Recognising the Signs of a Gambling Disorder

Recognising the Signs of a Gambling Disorder

Gambling is an activity in which people risk money or items of value on events with a degree of chance or randomness. It can be done on a variety of platforms, including cards, scratchcards, lottery games, roulette, online casinos and sports betting. It can also include more serious forms of gambling, such as betting on business or sporting events or speculating on financial markets (including stock markets).

Gambling can be addictive and affect your health and wellbeing. It is important to recognise the signs and get help if you think you or someone you know has a gambling problem.

Trying to win at a game that you don’t understand can lead to frustration and resentment. It is better to stick with games that you are familiar with and have a good understanding of. This will give you a better chance of winning and make the experience more enjoyable for everyone involved.

Many people use gambling as a way to self-soothe unpleasant emotions, distract themselves or socialise. However, it is possible to do these things in healthier ways, such as exercising, spending time with friends who don’t gamble or learning relaxation techniques.

When you gamble, your brain produces dopamine, the feel-good neurotransmitter, which makes you excited and gives you a rush when you win. But, it can also cause you to overestimate the relationship between your actions and uncontrollable events. This is known as the “illusion of control” and can cause you to keep gambling even when it is costing you money.

It is important to only gamble with money that you can afford to lose. Gambling can be addictive and it is easy to spend more than you intend on a single session. It is a good idea to set a budget for gambling each week and stick to it. It is also a good idea to take regular breaks, as this will prevent you from losing focus.

A person with a gambling disorder can have symptoms such as:
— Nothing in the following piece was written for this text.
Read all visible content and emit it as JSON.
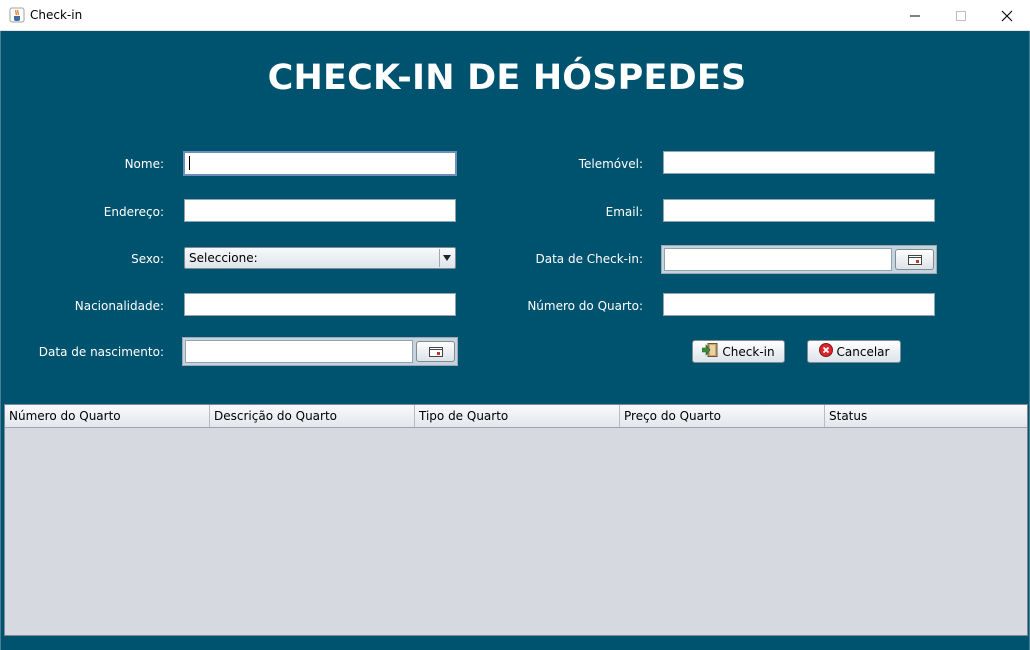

In some cases, a person who has a gambling disorder may benefit from psychotherapy or family therapy. This can help them consider how their gambling behaviours have impacted on their relationships and the wider family and how to change these patterns. In addition, there are a number of support groups for families affected by gambling problems, such as Gam-Anon. Medications are not used to treat gambling disorders, but may be helpful in treating co-occurring conditions such as depression or anxiety. If you have a gambling disorder, it is important to seek help from a trained professional as soon as possible. It is recommended that you try to find a local support service or call a national helpline. There are also a number of different self-help books available on the subject. Some of these contain practical advice, while others offer support and a community for those who are struggling with gambling addiction.